Daredevil Nik Wallenda, responds to a question during a news conference Friday, Oct. 31, 2014, in Chicago. On Sunday, Wallenda will attempt to walk uphill at a 15-degree angle from the Marina City west tower across the Chicago River to the top of the 635-foot Leo Burnett Building. (AP Photo/Charles Rex Arbogast)

CHICAGO — The tightrope is waiting for Nik Wallenda in Chicago.

The 35-year-old high-wire artist — great-grandson of Karl Wallenda of the famous Flying Wallendas circus family — plans to perform two nail-biting walks, without a net or harness, that will be televised Sunday to millions of viewers around the world.

The Discovery Channel will use a 10-second delay for the broadcast, allowing producers to cut away if Wallenda falls.

The daredevil's challenge starts just after sunset when the skyscrapers up and down the Chicago River will be lit up and sparkling. First, he will walk uphill at a 19-degree angle from the Marina City west tower to the top of a skyscraper on the other side of the river. Next, he'll walk blindfolded between the two Marina City towers — Chicago landmarks with Hollywood credits.

At around 6:40 p.m., just minutes before the anticipated start of his high-wire feat, Wallenda, who has been preparing in Florida, said the chilly conditions in Chicago would not stall him.

"Yes there's some wind, yes it's cool, but it's not unbearable," he said.

Months of preparations have meant helicopters lifting cable to the rooftops, road closures and clearances from the Federal Aviation Administration and U.S. Coast Guard. Residents of Marina City have been asked not to use laser pointers, camera flashes or drones that could interfere. Even grilling has been prohibited.

Meanwhile, Wallenda has practiced the walk in Florida. Two of his previous televised tightrope walks — over the brink of Niagara Falls in 2012 and across the Little Colorado River Gorge in 2013 — drew about 13 million viewers each.

The Discovery Channel hopes to capture an elusive real-time audience in the DVR era. The network plans to keep the almost-live telecast of Wallenda's progress on viewers' TV screens even during the commercials, using a "double box" that will show advertisements and Wallenda simultaneously.

The Marina City towers have been on screens — Steve McQueen chased a fugitive around the west tower's corkscrew parking ramp in "The Hunter" — and graced the album cover of Wilco's 2002 "Yankee Hotel Foxtrot."

Hours before the tightrope walk, Scott Jensen of Schaumburg, a Chicago suburb, waited to watch the spectacle with his 15-year-old son, Matthew, and Matthew's friend Tommy Demaret, also 15. They were bundled up and eating sandwiches while seated on a concrete planter with a nearly straight-overhead view of the high wire.

"I think anybody who does something like this is crazy and it's a once-in-a-lifetime opportunity to see it," Scott Jensen said.

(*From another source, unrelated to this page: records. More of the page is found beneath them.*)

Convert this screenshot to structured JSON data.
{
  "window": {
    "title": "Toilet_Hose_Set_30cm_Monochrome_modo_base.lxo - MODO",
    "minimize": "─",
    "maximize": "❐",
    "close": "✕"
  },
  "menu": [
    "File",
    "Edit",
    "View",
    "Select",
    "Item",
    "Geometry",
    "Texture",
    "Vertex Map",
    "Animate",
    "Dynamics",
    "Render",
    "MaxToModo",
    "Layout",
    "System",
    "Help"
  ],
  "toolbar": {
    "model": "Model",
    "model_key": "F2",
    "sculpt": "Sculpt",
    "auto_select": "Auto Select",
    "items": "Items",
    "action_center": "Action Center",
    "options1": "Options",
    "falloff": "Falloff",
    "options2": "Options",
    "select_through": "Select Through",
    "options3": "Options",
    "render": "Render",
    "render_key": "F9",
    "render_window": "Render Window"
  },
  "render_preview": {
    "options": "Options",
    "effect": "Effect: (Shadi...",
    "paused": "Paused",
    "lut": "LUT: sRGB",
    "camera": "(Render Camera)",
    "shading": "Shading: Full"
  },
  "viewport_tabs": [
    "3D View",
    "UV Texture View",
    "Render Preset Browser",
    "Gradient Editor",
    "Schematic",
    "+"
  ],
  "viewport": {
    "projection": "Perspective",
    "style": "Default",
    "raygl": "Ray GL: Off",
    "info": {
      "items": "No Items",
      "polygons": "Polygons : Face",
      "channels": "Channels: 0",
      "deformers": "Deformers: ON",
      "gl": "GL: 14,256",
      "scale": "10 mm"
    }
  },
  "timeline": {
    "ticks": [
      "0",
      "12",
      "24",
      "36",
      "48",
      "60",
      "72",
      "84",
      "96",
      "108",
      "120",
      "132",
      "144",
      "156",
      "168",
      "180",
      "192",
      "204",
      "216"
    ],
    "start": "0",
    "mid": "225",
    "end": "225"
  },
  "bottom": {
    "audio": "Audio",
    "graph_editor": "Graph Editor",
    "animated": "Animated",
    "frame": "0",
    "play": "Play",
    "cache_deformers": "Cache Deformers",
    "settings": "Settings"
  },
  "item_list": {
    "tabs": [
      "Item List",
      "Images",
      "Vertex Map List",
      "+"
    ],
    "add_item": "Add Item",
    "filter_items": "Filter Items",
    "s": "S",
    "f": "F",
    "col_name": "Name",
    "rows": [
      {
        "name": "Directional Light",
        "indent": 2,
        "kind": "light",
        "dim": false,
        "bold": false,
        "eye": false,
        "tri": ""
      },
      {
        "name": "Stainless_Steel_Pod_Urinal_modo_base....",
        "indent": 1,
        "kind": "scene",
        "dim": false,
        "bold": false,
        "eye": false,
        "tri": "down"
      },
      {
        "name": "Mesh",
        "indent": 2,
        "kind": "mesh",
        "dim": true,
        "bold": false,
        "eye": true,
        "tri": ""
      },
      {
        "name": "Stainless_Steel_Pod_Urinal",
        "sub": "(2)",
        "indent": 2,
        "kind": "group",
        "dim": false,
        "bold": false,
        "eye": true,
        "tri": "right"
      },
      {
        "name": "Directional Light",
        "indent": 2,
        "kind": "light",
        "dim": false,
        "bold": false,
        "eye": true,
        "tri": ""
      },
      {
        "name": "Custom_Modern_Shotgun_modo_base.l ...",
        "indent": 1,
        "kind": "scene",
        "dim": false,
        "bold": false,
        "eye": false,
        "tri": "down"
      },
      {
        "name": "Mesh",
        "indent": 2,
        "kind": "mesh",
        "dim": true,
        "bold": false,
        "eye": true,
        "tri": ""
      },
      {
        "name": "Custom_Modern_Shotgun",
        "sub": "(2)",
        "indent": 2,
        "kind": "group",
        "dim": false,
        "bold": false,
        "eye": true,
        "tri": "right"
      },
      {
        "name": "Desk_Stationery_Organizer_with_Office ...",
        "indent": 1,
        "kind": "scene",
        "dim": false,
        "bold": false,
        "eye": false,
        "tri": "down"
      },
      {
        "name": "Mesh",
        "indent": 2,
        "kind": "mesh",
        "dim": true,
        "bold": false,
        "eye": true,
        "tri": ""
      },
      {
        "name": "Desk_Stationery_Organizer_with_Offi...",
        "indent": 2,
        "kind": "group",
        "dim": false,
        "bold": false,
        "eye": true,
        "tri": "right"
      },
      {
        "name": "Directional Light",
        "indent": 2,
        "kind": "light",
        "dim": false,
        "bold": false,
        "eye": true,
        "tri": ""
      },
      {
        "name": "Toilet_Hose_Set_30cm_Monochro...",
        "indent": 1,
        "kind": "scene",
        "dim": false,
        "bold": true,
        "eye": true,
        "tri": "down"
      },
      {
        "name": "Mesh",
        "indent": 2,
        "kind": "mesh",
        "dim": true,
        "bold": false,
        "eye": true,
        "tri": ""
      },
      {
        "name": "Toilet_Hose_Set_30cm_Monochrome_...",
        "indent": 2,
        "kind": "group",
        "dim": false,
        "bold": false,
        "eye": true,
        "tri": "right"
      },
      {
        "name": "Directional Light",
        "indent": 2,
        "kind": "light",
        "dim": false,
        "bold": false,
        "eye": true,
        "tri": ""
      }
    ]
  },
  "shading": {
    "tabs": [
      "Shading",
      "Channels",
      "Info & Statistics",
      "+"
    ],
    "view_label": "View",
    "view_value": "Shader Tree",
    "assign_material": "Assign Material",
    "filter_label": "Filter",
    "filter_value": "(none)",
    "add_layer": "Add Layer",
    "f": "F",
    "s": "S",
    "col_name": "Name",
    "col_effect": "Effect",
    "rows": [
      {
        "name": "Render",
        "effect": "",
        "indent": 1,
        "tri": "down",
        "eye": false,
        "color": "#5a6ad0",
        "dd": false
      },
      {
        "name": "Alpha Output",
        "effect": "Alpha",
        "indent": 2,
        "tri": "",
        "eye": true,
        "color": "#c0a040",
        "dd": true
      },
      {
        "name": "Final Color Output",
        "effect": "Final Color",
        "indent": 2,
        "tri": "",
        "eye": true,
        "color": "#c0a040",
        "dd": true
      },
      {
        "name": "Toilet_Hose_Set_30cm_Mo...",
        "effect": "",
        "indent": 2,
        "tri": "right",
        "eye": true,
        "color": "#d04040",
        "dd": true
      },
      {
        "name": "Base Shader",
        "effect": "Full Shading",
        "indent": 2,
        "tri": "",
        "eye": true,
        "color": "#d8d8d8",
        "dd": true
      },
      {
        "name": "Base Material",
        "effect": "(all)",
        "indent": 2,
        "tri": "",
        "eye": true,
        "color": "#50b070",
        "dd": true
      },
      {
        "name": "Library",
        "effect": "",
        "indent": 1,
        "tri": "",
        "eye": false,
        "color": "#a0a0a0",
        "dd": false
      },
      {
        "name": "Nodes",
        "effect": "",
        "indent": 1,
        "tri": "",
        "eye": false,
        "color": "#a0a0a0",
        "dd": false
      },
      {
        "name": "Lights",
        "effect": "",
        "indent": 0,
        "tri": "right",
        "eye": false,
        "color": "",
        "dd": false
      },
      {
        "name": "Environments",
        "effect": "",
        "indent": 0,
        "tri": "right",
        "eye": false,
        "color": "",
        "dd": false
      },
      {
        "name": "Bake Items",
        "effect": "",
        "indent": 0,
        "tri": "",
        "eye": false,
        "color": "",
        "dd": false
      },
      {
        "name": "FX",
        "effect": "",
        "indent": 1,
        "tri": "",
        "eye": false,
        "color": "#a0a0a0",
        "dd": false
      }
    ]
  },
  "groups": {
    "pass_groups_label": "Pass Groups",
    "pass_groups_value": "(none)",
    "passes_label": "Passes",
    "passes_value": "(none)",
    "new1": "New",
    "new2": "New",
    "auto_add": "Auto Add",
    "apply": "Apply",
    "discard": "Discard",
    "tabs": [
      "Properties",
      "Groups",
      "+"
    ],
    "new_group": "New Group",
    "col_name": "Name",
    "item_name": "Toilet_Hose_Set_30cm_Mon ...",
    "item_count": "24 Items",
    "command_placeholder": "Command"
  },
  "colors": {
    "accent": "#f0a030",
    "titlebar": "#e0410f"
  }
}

Cynthia Garner traveled 90 miles from Belvidere, Illinois, with her husband Johnny.

"I'm scared of heights," Garner said looking up at the wire.

"The feeling I feel when I look up there is scared for his life," she said. "I'm scared for his life."

Journalists covering Sunday's event signed waivers relinquishing their right to claim emotional distress if they witness a catastrophe.

A year before Wallenda was born, his great-grandfather fell to his death during a tightrope stunt in Puerto Rico. He was 73.

Wallenda says after Chicago he wants to recreate a 1,200-foot-long high-wire walk made famous by his great-grandfather. Karl Wallenda's stunt at Tallulah Falls Gorge in Georgia included two headstands on the high wire.

"Life is on the wire," Karl Wallenda once said. "Everything else is just waiting."